Anthony: Absolutely. Of our 150 employees, before COVID, 100 of those were backpackers. And before the onset of the pandemic, we were getting between 50-60 applications every week from backpackers. By the second year of the pandemic, our access to backpackers had all but dried up.
Koala Farms has recently gained the accreditation necessary to access workers via the Pacific Australia Labour Mobility Scheme and this has allowed us to welcome 60 Pacific workers who are here on 3-4 year working visas. We couldn’t be happier with our new workforce.
However, the PALM accreditation process is not easy and certainly not an option for smaller operators. We were required to purchase units for worker accommodation, and we have invested in three buses (Koalas Farms is now also a bus company!). All up the accreditation process cost about $3 million.
AF: I know a lot of AustralianFarmers readers are interested where the money paid at the checkout actually goes?
Anthony: Until recently, the highest wholesale price, I’d seen for a box of 12 lettuce was $50. After ‘middleman’ charges, the farmer typically receives about 85% of this price. Last week, a box was selling in the Sydney wholesale market for up to $120. For perspective, it costs Koala Farms $1 to produce one lettuce.
AF: Anthony, thank you for your behind the scenes look at the humble iceberg lettuce. One last question: if you had a crystal ball, what would you say is ahead for the price of lettuce in the supermarket?
Anthony: Lettuce price is like the price of anything else, it is largely driven by demand. I can’t see consumers paying anywhere near $10-$12 for too long – if at all. Supply and input cost issues will definitely continue to apply pressure, but I think we’ll soon see a return to somewhat normal pricing.
Did you know?
Australians are relatively unique in their iceberg lettuce preference when compared to their counterparts across the world. Aussie lettuce eaters like their iceberg lettuce big and bulky. Here, iceberg lettuce is typically sold with its ‘frame’– the harder leaves on the outside, intact. In most other parts of the world, smaller lettuce is preferred, and the vegetable is sold in plastic wrap with the frame removed.
Did you know?

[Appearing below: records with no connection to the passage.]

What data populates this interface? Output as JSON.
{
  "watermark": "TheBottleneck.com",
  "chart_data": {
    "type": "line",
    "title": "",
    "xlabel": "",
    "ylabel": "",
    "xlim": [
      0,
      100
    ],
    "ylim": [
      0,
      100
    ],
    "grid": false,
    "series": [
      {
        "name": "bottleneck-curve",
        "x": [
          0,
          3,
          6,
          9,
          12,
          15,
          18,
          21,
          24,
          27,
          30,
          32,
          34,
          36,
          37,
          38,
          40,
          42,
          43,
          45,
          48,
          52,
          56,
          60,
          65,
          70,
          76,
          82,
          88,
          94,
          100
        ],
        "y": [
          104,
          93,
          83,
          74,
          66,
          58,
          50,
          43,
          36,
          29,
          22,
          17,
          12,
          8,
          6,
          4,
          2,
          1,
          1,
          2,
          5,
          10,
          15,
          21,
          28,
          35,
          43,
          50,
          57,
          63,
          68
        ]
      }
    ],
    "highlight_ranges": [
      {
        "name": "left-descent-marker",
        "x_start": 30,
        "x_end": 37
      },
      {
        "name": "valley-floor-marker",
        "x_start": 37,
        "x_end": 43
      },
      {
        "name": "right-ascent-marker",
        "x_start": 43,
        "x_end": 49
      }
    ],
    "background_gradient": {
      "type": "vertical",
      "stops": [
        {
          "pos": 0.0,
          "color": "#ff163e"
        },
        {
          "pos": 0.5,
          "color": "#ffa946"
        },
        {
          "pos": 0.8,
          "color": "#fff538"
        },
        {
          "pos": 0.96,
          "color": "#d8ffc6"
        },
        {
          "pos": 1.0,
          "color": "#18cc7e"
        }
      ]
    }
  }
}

Lettuce seed breeding is a multi-billion business. A small number of multinational seed breeding companies are continually developing new lettuce varieties in the pursuit of higher yields and better eating lettuce. At Koala Farms, Anthony and the team plant no less than six different varieties of iceberg lettuce over the course of a year, each different in attributes such as heat and frost tolerance, resistance to pests and disease and shape, form and colour.